“We look forward to working together with CPRIT and our partners to bring important new interventions and treatments to cancer patients in need,” he said.

CPRIT was established in 2007 to invest $3B in fighting cancer

CPRIT was launched in 2007 to invest $3 billion in fighting cancer in the state of Texas. It’s now a $6 billion, 20-year initiative—the largest state cancer research investment in the U.S., and the second largest cancer research and prevention program on earth.

You can learn more about CPRIT here

OncoNano technology came out of UT Southwestern

At the BioNorthTexas event, Driscoll noted that OncoNano’s breakthrough technology came out of UT Southwestern Medical Center, in the laboratory of Prof. Jinming Gao, PhD. Dr. Gao is OncoNano’s co-founder and chief scientific officer.

Just last month, Dallas Innovates wrote about how OncoNano is expanding its research collaboration with UT Southwestern to advance new cancer therapies. 

“The technology at Onconano came out of Southwestern,” Driscoll noted during the BioNorthTexas panel discussion, adding that “there’s tremendous science there.”

CPRIT supported Dr. Gao’s initial research at UT Southwestern

CPRIT CEO Wayne Roberts noted today that CPRIT had supported the initial research by Dr. Gao at UT Southwestern.

“CPRIT supported the initial research in Dr. Gao’s laboratory at the University of Texas Southwestern Medical Center that led to the therapies OncoNano Medicine is commercially developing today,” Roberts said in the statement.  “We’re thrilled to see the company translating that groundbreaking research into products to improve cancer patient care. With the additional equity investment in OncoNano Medicine, CPRIT helps secure Texas’ investment in, and ability to benefit from, this technology and the potential therapies it could produce.”

Get on the list.
Dallas Innovates, every day.

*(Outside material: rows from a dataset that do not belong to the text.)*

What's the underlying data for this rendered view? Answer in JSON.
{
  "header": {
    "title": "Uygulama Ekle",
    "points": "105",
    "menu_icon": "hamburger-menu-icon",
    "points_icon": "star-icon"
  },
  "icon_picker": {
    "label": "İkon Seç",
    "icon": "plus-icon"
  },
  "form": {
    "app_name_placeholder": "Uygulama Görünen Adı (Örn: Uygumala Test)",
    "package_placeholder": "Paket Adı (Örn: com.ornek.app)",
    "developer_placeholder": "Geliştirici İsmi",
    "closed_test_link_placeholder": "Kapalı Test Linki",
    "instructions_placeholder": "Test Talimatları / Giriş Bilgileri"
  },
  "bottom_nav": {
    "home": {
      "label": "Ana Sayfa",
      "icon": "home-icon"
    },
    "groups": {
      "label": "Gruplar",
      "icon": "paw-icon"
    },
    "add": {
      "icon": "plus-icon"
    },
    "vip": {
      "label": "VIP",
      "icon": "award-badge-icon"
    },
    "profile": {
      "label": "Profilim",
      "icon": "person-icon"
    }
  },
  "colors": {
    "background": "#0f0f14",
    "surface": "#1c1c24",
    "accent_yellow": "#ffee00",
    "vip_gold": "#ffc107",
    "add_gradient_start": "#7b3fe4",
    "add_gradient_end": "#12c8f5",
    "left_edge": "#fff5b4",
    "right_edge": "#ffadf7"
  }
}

Sign up to keep your eye on what’s new and next in Dallas-Fort Worth, every day.

One quick signup, and you’re done.
View previous emails.

R E A D   N E X T